“Switch and quit” is the theme of an advertising campaign being promoted by a prominent cancer center in Kentucky, in which smokers are advised to lay off the cigarettes in favor of smokeless tobacco such as chew or snuff. “Supporters say smokers who switch are more likely to give up cigarettes than those who use other methods such as nicotine patches, and that smokeless tobacco carries less risk of disease than cigarettes do,” The Associated Press reports.
AP reports the program is partly funded with grants from the tobacco industry, though program director Brad Rodu, a University of Louisville professor of medicine, said the industry has “absolutely no influence whatsoever.” Smokeless tobacco has been linked to oral cancer.
The campaign is being pushed in Owensboro using print, radio, billboard and other advertising. Residents of Owensboro and the surrounding area reportedly consume about 3 million cigarettes a week. “That amounts to well over a pack for every man, woman and child in the community of about 115,000 people,” AP reports.
“The worst that you can say about smokeless tobacco is that it’s the lesser of two evils,” said Dr. Randall Thomas, an oncologist at the Owensboro Medical Health System. “I don’t think we have any problem in telling a person that drinks a six-pack a day that if they could cut it back to two beers a day or two drinks a day that their health risks are greatly reduced … Finding a way to let people have their nicotine that carries less risk, it’s the realistic solution.”

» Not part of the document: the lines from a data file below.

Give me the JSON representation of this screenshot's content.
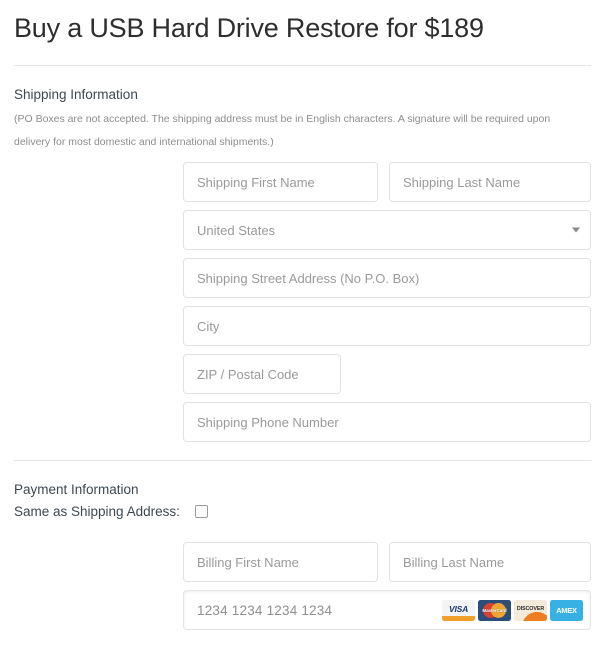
{
  "page": {
    "title": "Buy a USB Hard Drive Restore for $189"
  },
  "shipping": {
    "heading": "Shipping Information",
    "note": "(PO Boxes are not accepted. The shipping address must be in English characters. A signature will be required upon delivery for most domestic and international shipments.)",
    "first_name_placeholder": "Shipping First Name",
    "last_name_placeholder": "Shipping Last Name",
    "country_selected": "United States",
    "country_caret_icon": "chevron-down-icon",
    "street_placeholder": "Shipping Street Address (No P.O. Box)",
    "city_placeholder": "City",
    "zip_placeholder": "ZIP / Postal Code",
    "phone_placeholder": "Shipping Phone Number"
  },
  "payment": {
    "heading": "Payment Information",
    "same_as_shipping_label": "Same as Shipping Address:",
    "same_as_shipping_checked": false,
    "billing_first_name_placeholder": "Billing First Name",
    "billing_last_name_placeholder": "Billing Last Name",
    "card_number_placeholder": "1234 1234 1234 1234",
    "card_brands": [
      {
        "name": "VISA",
        "icon": "visa-card-icon",
        "color": "#1a3a78"
      },
      {
        "name": "MasterCard",
        "icon": "mastercard-card-icon",
        "color": "#2b4d78"
      },
      {
        "name": "DISCOVER",
        "icon": "discover-card-icon",
        "color": "#ef7c20"
      },
      {
        "name": "AMEX",
        "icon": "amex-card-icon",
        "color": "#37b0e4"
      }
    ]
  },
  "theme": {
    "text_dark": "#2e2e2e",
    "heading_color": "#3d4852",
    "placeholder_color": "#9a9a9a",
    "border_color": "#e2e2e2",
    "divider_color": "#e6e6e6"
  }
}
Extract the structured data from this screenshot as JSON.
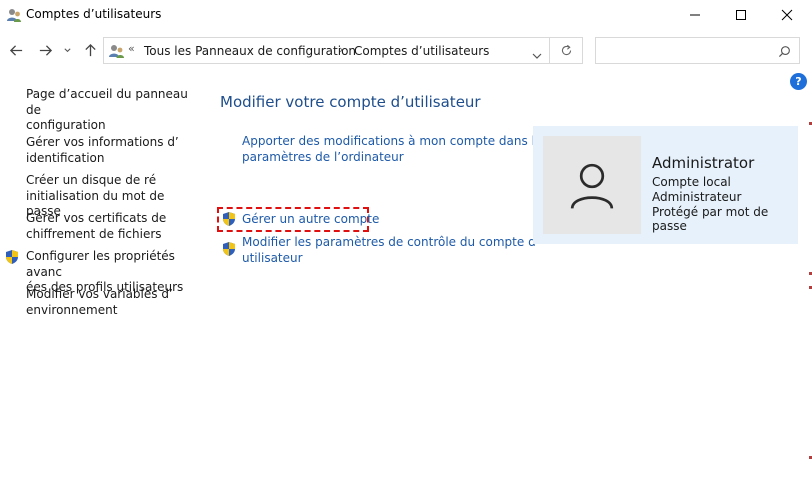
{
  "window": {
    "title": "Comptes d’utilisateurs"
  },
  "address": {
    "chevron": "«",
    "crumbs": [
      "Tous les Panneaux de configuration",
      "Comptes d’utilisateurs"
    ],
    "separator": "›",
    "search_placeholder": ""
  },
  "sidebar": {
    "items": [
      {
        "line1": "Page d’accueil du panneau de",
        "line2": "configuration"
      },
      {
        "line1": "Gérer vos informations d’",
        "line2": "identification"
      },
      {
        "line1": "Créer un disque de ré",
        "line2": "initialisation du mot de passe"
      },
      {
        "line1": "Gérer vos certificats de",
        "line2": "chiffrement de fichiers"
      },
      {
        "line1": "Configurer les propriétés avanc",
        "line2": "ées des profils utilisateurs"
      },
      {
        "line1": "Modifier vos variables d’",
        "line2": "environnement"
      }
    ]
  },
  "main": {
    "title": "Modifier votre compte d’utilisateur",
    "links": [
      {
        "line1": "Apporter des modifications à mon compte dans les",
        "line2": "paramètres de l’ordinateur"
      },
      {
        "line1": "Gérer un autre compte",
        "line2": ""
      },
      {
        "line1": "Modifier les paramètres de contrôle du compte d’",
        "line2": "utilisateur"
      }
    ]
  },
  "user": {
    "name": "Administrator",
    "type": "Compte local",
    "role": "Administrateur",
    "protection": "Protégé par mot de passe"
  },
  "help": {
    "label": "?"
  },
  "colors": {
    "link": "#1e5aa8",
    "title": "#1e4e8c",
    "panel": "#e6f1fb",
    "highlight": "#e01010"
  }
}
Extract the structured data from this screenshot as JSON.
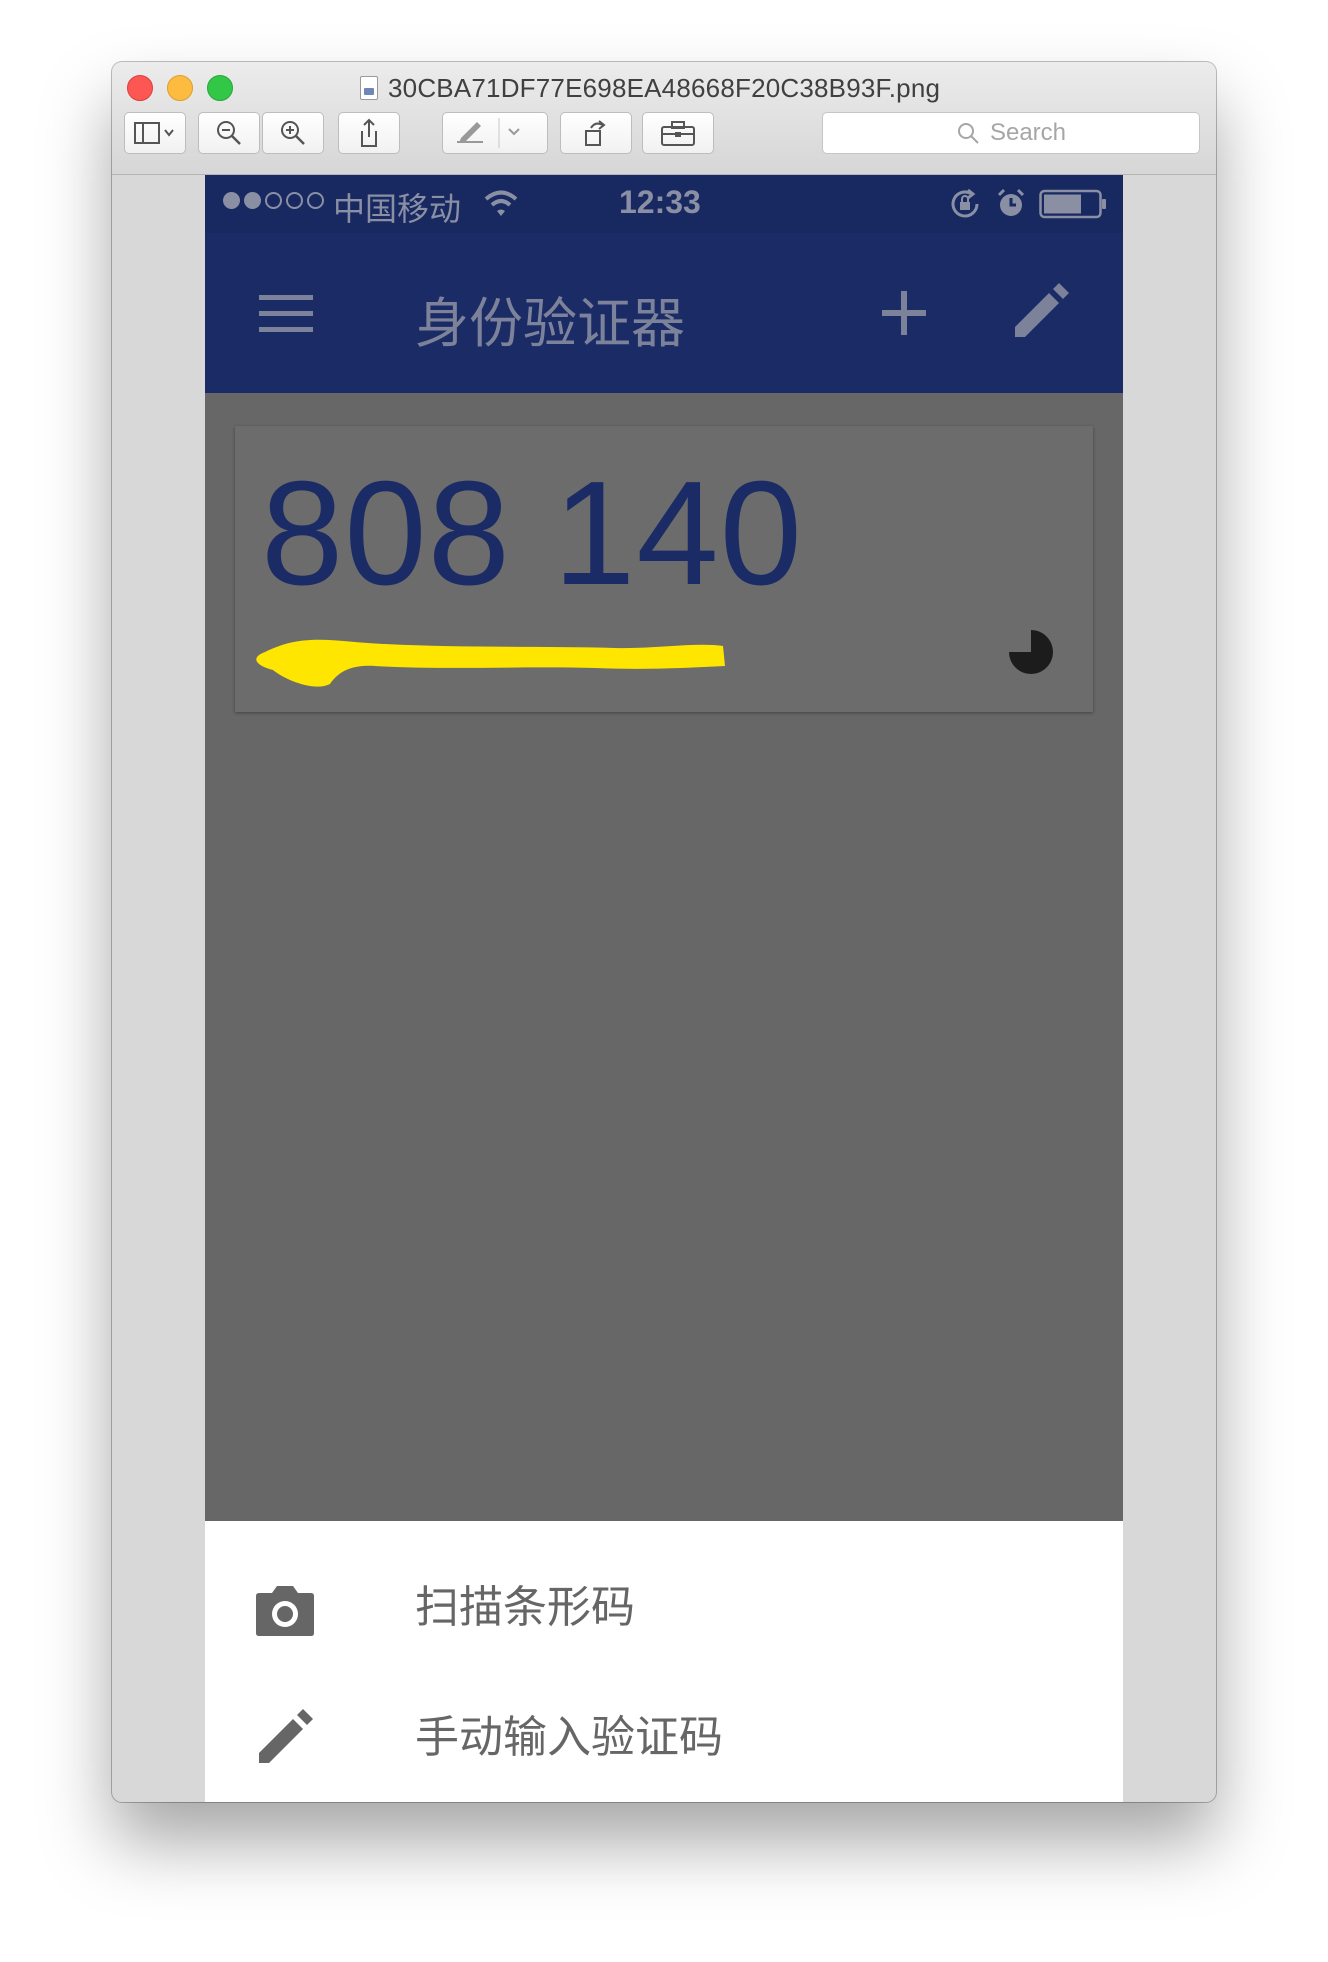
{
  "window": {
    "title": "30CBA71DF77E698EA48668F20C38B93F.png",
    "search_placeholder": "Search",
    "toolbar": {
      "sidebar_label": "sidebar-toggle",
      "zoom_out": "zoom-out-icon",
      "zoom_in": "zoom-in-icon",
      "share": "share-icon",
      "markup": "pen-icon",
      "rotate": "rotate-icon",
      "toolbox": "toolbox-icon"
    }
  },
  "phone": {
    "status": {
      "signal_dots_filled": 2,
      "signal_dots_total": 5,
      "carrier": "中国移动",
      "time": "12:33"
    },
    "app_bar": {
      "title": "身份验证器",
      "menu_icon": "menu-icon",
      "add_icon": "plus-icon",
      "edit_icon": "pencil-icon"
    },
    "account_card": {
      "code": "808 140",
      "timer_remaining_fraction": 0.75
    },
    "bottom_sheet": {
      "items": [
        {
          "label": "扫描条形码",
          "icon": "camera-icon"
        },
        {
          "label": "手动输入验证码",
          "icon": "pencil-icon"
        }
      ]
    },
    "colors": {
      "app_bar": "#1b2b66",
      "code": "#1b2b66",
      "redaction": "#ffe600"
    }
  }
}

But there are opponents to the program, including Matthew Myers, president of the Campaign for Tobacco-Free Kids, who called it “a giant experiment with the people of Owensboro without rules or guidance designed to protect individuals from experimental medicine.” The theme of the program does seem to run counter to warnings by the Centers for Disease Control and the National Cancer Institute at the National Institutes of Health, whose websites say the use of all varieties of tobacco products “should be strongly discouraged” and that there is “no scientific evidence that using smokeless tobacco can help a person quit.”
Owensboro is an old tobacco town, and in the face of falling cigarette sales, tobacco companies are marketing more smokeless tobacco and other cigarette alternatives. (Read more)